Barclays boss Jes Staley has indicated he wants employees to return to the office, as HSBC reportedly tells its staff they can work in Canary Wharf from September.
Speaking to Bloomberg TV today, Staley said: “It is important to get people back together in physical concentrations.”
He has previously said big city offices “may be a thing of the past”.
However, today Staley seemed to indicate Barclays would not abandon the financial hubs. He said: “We also have a responsibility to places like Canary Wharf, like Manchester, like Glasgow.”
“We want our people back together, to make sure we ensure the evolution of our culture and our controls, and I think that will happen over time,” he added.
The Barclays chief said 60,000 employees were “working from their kitchen tables” but added another 20,000 were in offices, branches and call centres.
HSBC targets September return to Canary Wharf
The bank has told its staff they will not return to the office until September at the earliest, in a memo seen by the Evening Standard.
The bank said when it does make the move to head back to the office it will do so “on a phased basis”. It will prioritise bringing back colleagues “carrying the greatest risk working from home”.
Like Barclays, HSBC’s headquarters are based in Canary Wharf, which is readying for a return of up to three-quarters of its workforce.
Earlier this month just 7,000 of Canary Wharf’s 120,000 workers had returned to the office.
But HSBC is now reportedly reducing its social distancing rules down to one metre, which will allow more workers to return.
The HSBC memo reportedly said: “It will be to a limited number of buildings and will see less than 20 per cent of colleagues return to any single office. In some buildings, maintaining two-metre social distancing means it will be far less than 20 per cent.”
It comes as Prime Minister Boris Johnson encourages more people to return to work after four months of lockdown.

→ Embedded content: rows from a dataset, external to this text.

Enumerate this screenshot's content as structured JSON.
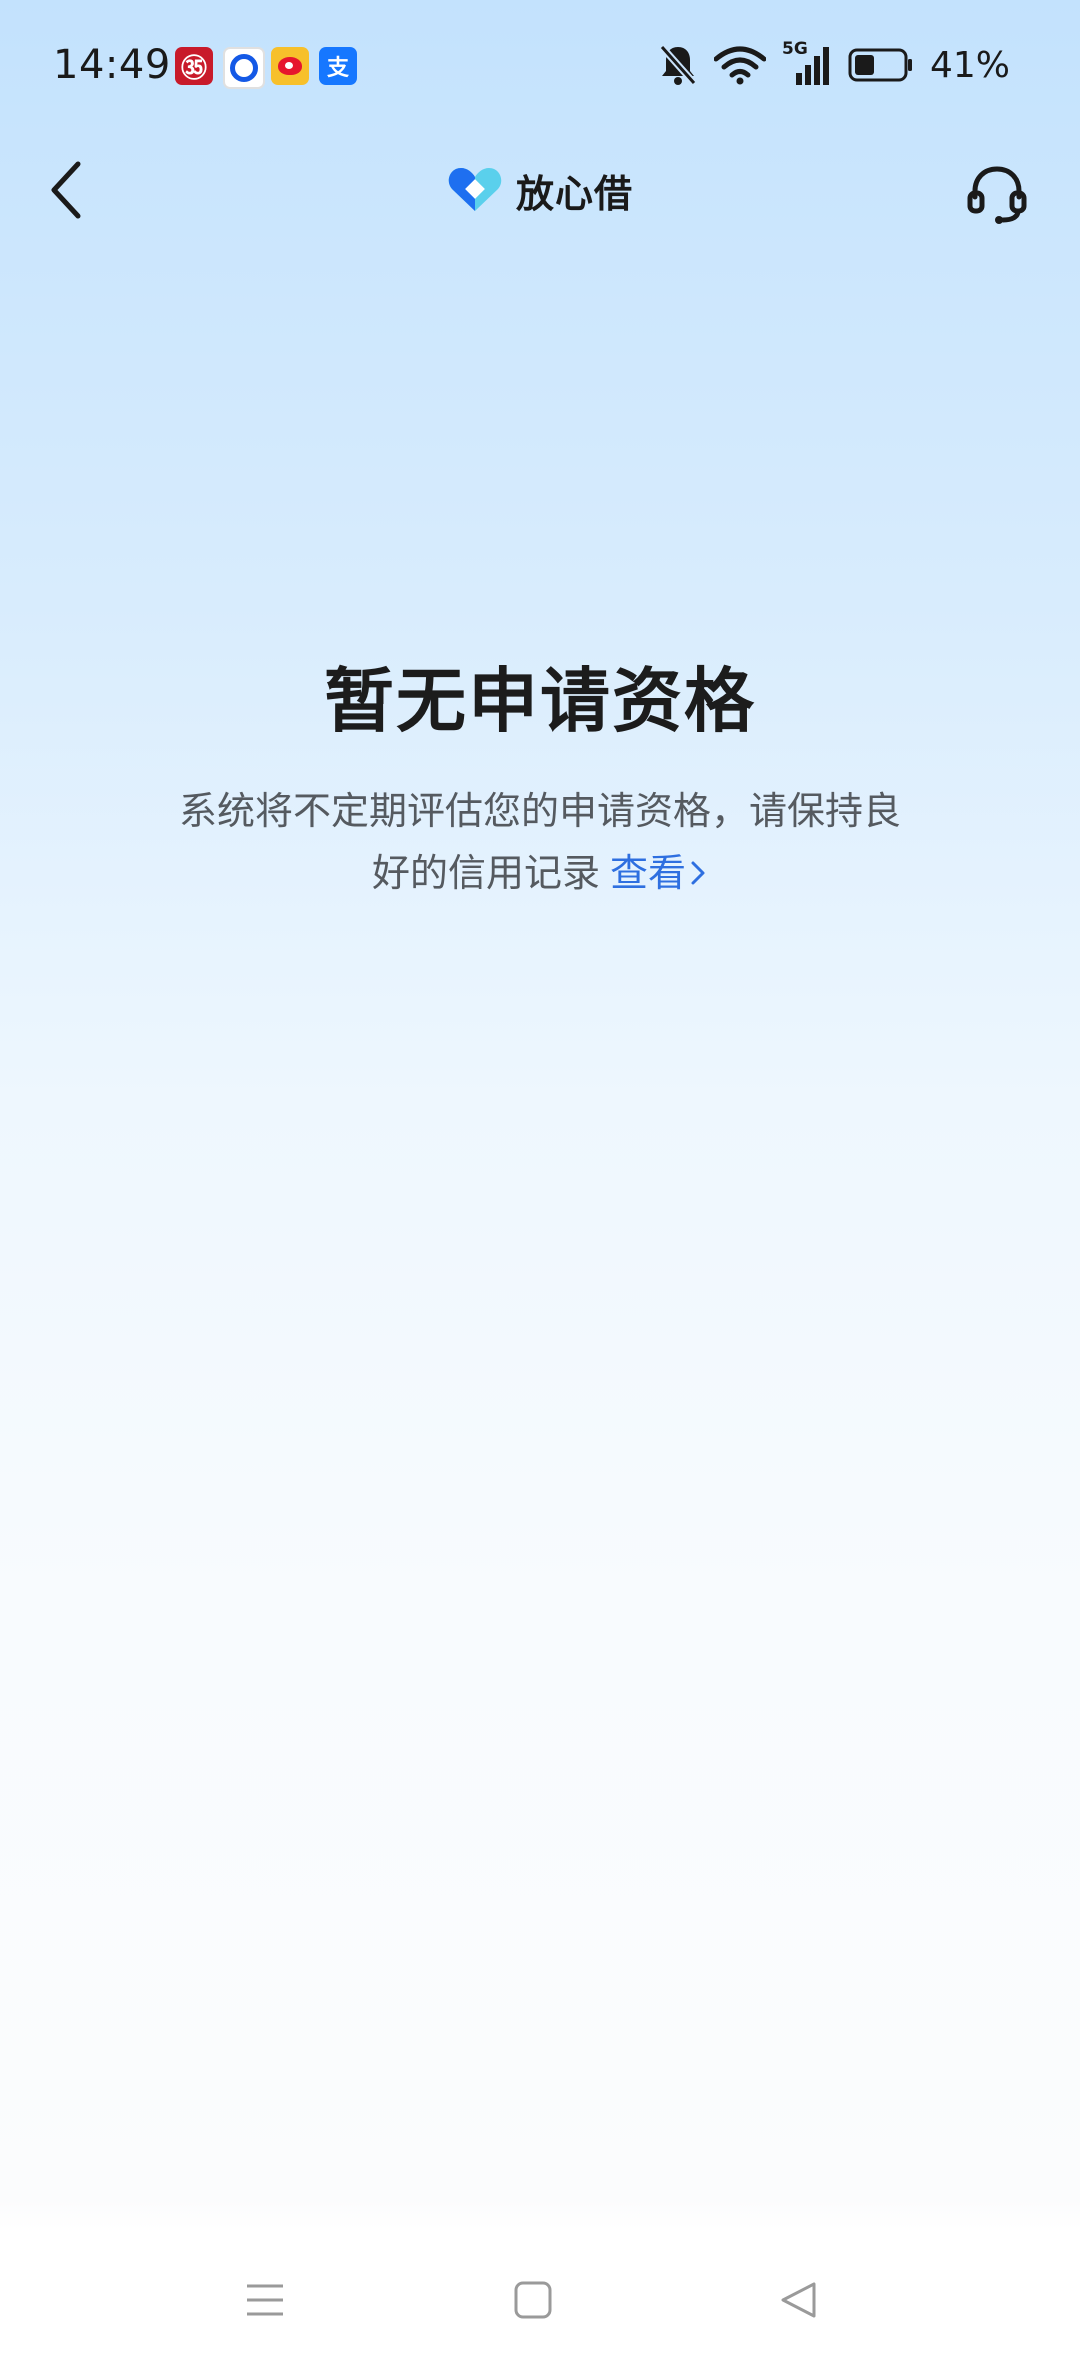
{
  "status_bar": {
    "time": "14:49",
    "notification_icons": [
      "bank-app-icon",
      "messaging-app-icon",
      "weibo-app-icon",
      "alipay-app-icon"
    ],
    "alipay_glyph": "支",
    "bank_glyph": "㉟",
    "network_label": "5G",
    "battery_percent": "41%",
    "battery_level": 0.41
  },
  "header": {
    "brand_name": "放心借",
    "brand_colors": [
      "#1e6ff0",
      "#36c2e8"
    ]
  },
  "main": {
    "title": "暂无申请资格",
    "description_line1": "系统将不定期评估您的申请资格，请保持良",
    "description_line2": "好的信用记录",
    "view_link_label": "查看",
    "link_color": "#2e6fe0"
  }
}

The previous guidance had been to work from home where possible.
Canary Wharf offices may be half empty
However, some banks have ignored this advice with Natwest (formerly RBS) last week telling 50,000 employees that they could continue to work from home until next year.
Speaking to Reuters today, the leader of the City of London Catherine McGuinness said banks were saying capacity was likely to be between 40 and 50 per cent at best. This is due to the need to spacing desks out and limit public transport use to adhere to social distancing rules.
A number of office workers will find it easy to return to the City and Canary Wharf in September as schools reopen. But the reduced numbers will mean some of the district’s cafes and shops will shut for good.
The high street has shown slow signs of recovery but a number of chains are reporting that footfall remains low. Sandwich chain Pret A Manger has said sales are around 85 per cent lower than typical for this period due to the pandemic.
“We will see a ‘new normal’ gradually develop even after we have dealt with the virus,” McGuinness told Reuters, “but we are confident there is a place for the office for gathering people.”
Lloyds may reduce office space
Lloyds has also said it is exploring options to reduce its property footprint as its staff transition to remote working.
In a memo to employees, first reported by the Sunday Times, Sinnott said “changes to the way we work” meant Lloyds would “need fewer buildings and different types of spaces” in future, signalling no return to normal for staff.
Earlier today Barclays reported that it had set aside £1.6bn to insulate itself against additional loan losses due to the pandemic.
The bank’s half-year pre-tax profit dropped from £3bn in the first half of 2019 to just £1.3bn in the first half of 2020. Its UK profit before tax plunged 76 per cent to £359m, missing analysts’ forecast of £491m.
Shares in Barclays fell six per cent in afternoon trading.